“I was led to lung cancer research because I lost my father to lung cancer when I was 15 years old. So, I feel like this is my lifelong passion to give back to make sure some other girl has her father. Even if it is just one person, I think it will make a difference,” she said.
Her research involves deciphering how a particular cancer drug and cancer cells interrelate.
“I’m looking to find the gene that makes these cells tick. A large subset of patients doesn’t respond to this drug, so patients would have progressive disease. A large subset of patients also has an exquisite response—their tumors shrink, and for them, it’s a wonder drug,” Shields explained.
Shields discovered the cancer cell lines that respond well to the therapy have a common gene. Clinical trials are in the beginning phases.
Apart from the laboratory, her sense of calling also prompted her to sign up for the inaugural Dallas-area Free to Breathe lung cancer awareness 5K walk/run later this month.
While Shields has been a Christian many years, attention to her father’s illness delayed her baptism. She was baptized about a year ago at Brookhaven Baptist Church in Dallas. Even so, her faith always has played a crucial role in work.
“I think it could not stand on its own. I love working, because it brings me so intimately to God’s creation. I do believe in intelligent design.

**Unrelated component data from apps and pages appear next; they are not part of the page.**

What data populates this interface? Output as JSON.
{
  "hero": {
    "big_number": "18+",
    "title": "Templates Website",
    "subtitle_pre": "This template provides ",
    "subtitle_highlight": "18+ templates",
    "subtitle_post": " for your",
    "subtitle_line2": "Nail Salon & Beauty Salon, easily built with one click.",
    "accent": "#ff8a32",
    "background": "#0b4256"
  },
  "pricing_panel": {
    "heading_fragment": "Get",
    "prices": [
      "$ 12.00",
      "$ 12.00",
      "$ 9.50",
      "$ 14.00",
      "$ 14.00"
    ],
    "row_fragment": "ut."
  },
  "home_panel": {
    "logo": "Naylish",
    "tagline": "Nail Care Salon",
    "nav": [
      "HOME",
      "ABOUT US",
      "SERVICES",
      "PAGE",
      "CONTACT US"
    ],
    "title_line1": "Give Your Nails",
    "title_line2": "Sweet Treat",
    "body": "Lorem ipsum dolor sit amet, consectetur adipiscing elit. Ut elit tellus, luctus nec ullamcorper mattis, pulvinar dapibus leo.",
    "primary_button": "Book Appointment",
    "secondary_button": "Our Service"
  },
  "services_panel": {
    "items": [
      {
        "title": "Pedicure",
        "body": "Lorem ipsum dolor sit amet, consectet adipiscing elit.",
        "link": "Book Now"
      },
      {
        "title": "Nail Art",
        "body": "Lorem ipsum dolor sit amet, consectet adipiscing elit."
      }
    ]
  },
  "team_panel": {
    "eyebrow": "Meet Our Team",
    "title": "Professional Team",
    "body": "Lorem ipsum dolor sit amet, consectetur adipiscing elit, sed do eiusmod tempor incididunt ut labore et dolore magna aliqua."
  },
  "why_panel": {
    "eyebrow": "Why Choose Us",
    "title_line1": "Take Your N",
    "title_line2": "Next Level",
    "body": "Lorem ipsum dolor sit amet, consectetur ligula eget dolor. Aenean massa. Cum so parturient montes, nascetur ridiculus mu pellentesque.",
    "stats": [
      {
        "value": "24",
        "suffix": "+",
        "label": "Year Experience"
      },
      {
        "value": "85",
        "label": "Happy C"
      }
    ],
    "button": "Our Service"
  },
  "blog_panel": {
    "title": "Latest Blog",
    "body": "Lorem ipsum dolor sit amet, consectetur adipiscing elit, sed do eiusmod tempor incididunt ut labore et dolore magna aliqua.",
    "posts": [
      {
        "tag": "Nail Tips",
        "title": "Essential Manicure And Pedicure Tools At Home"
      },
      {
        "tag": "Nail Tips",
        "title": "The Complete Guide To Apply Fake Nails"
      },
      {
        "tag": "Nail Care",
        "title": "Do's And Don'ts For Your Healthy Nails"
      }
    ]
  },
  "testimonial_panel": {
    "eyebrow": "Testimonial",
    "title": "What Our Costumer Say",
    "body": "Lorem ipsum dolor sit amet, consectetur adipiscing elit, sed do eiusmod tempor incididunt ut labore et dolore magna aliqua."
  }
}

It’s so interesting to see how beautifully put together all this science is. It wasn’t by chance,” Shields said.
God’s imprint not only is on the science, but also her own heart, as well.
“I always pray for guidance. I pray for God’s will, and I pray for unbiased truths in my work. I pray for strength and direction and the knowledge to keep growing and being a good scientist,” she said.
“I feel like I speak to God all the time. I pray for good results—just everything. It’s there every day.”
That calling she felt so intently also is just as strong.
“I vividly remember going to the hospital with (my father). He fell sick when I was about 13. I remember seeing all the different doctors’ names on the walls,” she said. “I remember having goose bumps thinking: ‘This is what I was meant to do. This is how I can change other people’s lives.’”